While the COVID-19 pandemic and the police killings of Breonna Taylor, George Floyd, and Rayshard Brooks have shined a bright light on systemic racism in U.S. public health and policing, there is less awareness of the many ways systemic racism limits educational opportunity for Black and Latino people in this country. This report from The Education Trust exposes the continued and systematic exclusion of Black and Latino students from the most selective public colleges and universities in the country. We challenge the nation’s top 101 public colleges to finally reflect the nation’s racial diversity.

“Segregation Forever?” The Continued Underrepresentation of Black and Latino Undergraduates at the Nation’s 101 Most Selective Public Colleges and Universities relies on federal education and U.S. Census data to show that most of these prestigious and best-funded public colleges enroll a smaller percentage of Black students today than they did 20 years ago, and while the numbers of Latino students on these campuses has increased, Latino enrollment is not keeping pace with the Latino population growth in most states.

The report takes its title from a not-so-long-ago moment in America’s history of racial injustice. Alabama Governor George Wallace proclaimed 60 years ago: “Segregation now, segregation tomorrow, segregation forever!” Wallace’s proclamation appears etched into the cornerstone of our nation’s most well-known public institutions of higher education still today.

“These last few months have shown to anybody paying attention that racism is alive and well in this country. Racism permeates higher education, too. There is no acceptable reason in 2020 for the vast majority of these 101 public colleges to systematically exclude Black students like this – and to a great extent, Latino students as well. It is time for public college presidents to take substantive anti-racist action that matches their soaring anti-racist rhetoric. It is time for public college presidents to enroll and graduate students who represent the racial diversity of their state and of this nation.”

Andrew Howard Nichols, Senior Director for Research and Data Analytics

The report’s findings for the 101 most selective public colleges and universities in the U.S. include:
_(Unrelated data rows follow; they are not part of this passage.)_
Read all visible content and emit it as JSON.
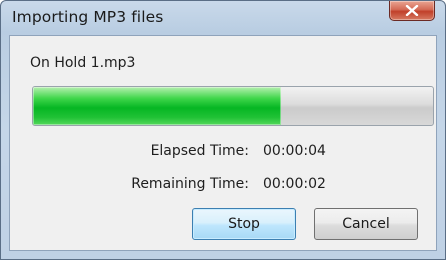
{
  "window": {
    "title": "Importing MP3 files",
    "close_symbol": "✕"
  },
  "dialog": {
    "filename": "On Hold 1.mp3",
    "progress_fraction": 0.62,
    "elapsed_label": "Elapsed Time:",
    "elapsed_value": "00:00:04",
    "remaining_label": "Remaining Time:",
    "remaining_value": "00:00:02",
    "stop_label": "Stop",
    "cancel_label": "Cancel"
  },
  "colors": {
    "progress_fill": "#06b623",
    "default_button_border": "#3c7fb1",
    "close_button": "#c0402a"
  }
}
  • Since 2000, the percentage of Black students has decreased at 6 out of 10 of these colleges.
  • Only 9% of these colleges enroll representative numbers of Black students; just 14% of them enroll representative numbers of Latino students.
  • The colleges in the states with the largest Black populations are the least accessible institutions for Black students.
  • In the nine states where 75% of the nation’s Latinos live, 3 out of 4 of these colleges received a D or F grade for enrolling Latino students as compared to the state population.

Only a few of these top-ranked colleges stood out for equitable enrollment of Black and Latino students. University of Albany topped the list for enrolling Black students in representative numbers. While 16% of New York residents are Black, 17% of University of Albany students are Black. And the institution is redoubling its commitment to racial equity at this time of national crisis.

“We’ve been systematically addressing the issues our student leaders have highlighted, in terms of the campus climate, in terms of diversity, equity, and inclusion. With the protests that have emerged, students continue to increase pressure on the institution, as they should, to hold our feet to the fire. All of us presidents have put out strong, bold statements against racism, as we should. But once the protests subside, once the media diverts their attention to the next crisis, how will we measure the progress that we’ve made? What’s going to be the sustainable, long-lasting, impactful change? That is the challenge before us. That’s what we need to focus on.”

– Havidán Rodríguez, president, University at Albany

“The exclusion of Black and Latinx students from selective colleges and universities is nothing short of a crisis. In this report, 7 out of 9 UC undergraduate campuses receive D and F grades in access for Black and Latinx students. Higher education leaders and policymakers must move beyond public commitments to diversity — and act decisively to ensure that access is truly equitable.”

– Varsha Sarveshwar, President, University of California Student Association

Prioritizing Racial Equity

Reinstating Affirmative Action in California

10 Actions for Campus Leaders and Policymakers

Improving access for Black and Latino students at the 101 colleges and universities included in this report is a matter of will. With larger endowments and more funding, these institutions have the resources to do so, but their leaders must make a conscious commitment to increasing access. Policymakers can also help institutions become more accessible.

  1. Adopt goals to increase access
  2. Increase access to high-quality guidance counselors
  3. Use race more prominently in admissions decisions
  4. Rescind state bans on affirmative action
  5. Increase financial aid to Black and Latino students
  6. Alter recruitment strategies
  7. Improve campus racial climates
  8. Use outcomes-based funding policies equitably
  9. Leverage federal accountability
  10. Reduce the role of standardized testing and/or consider making tests optional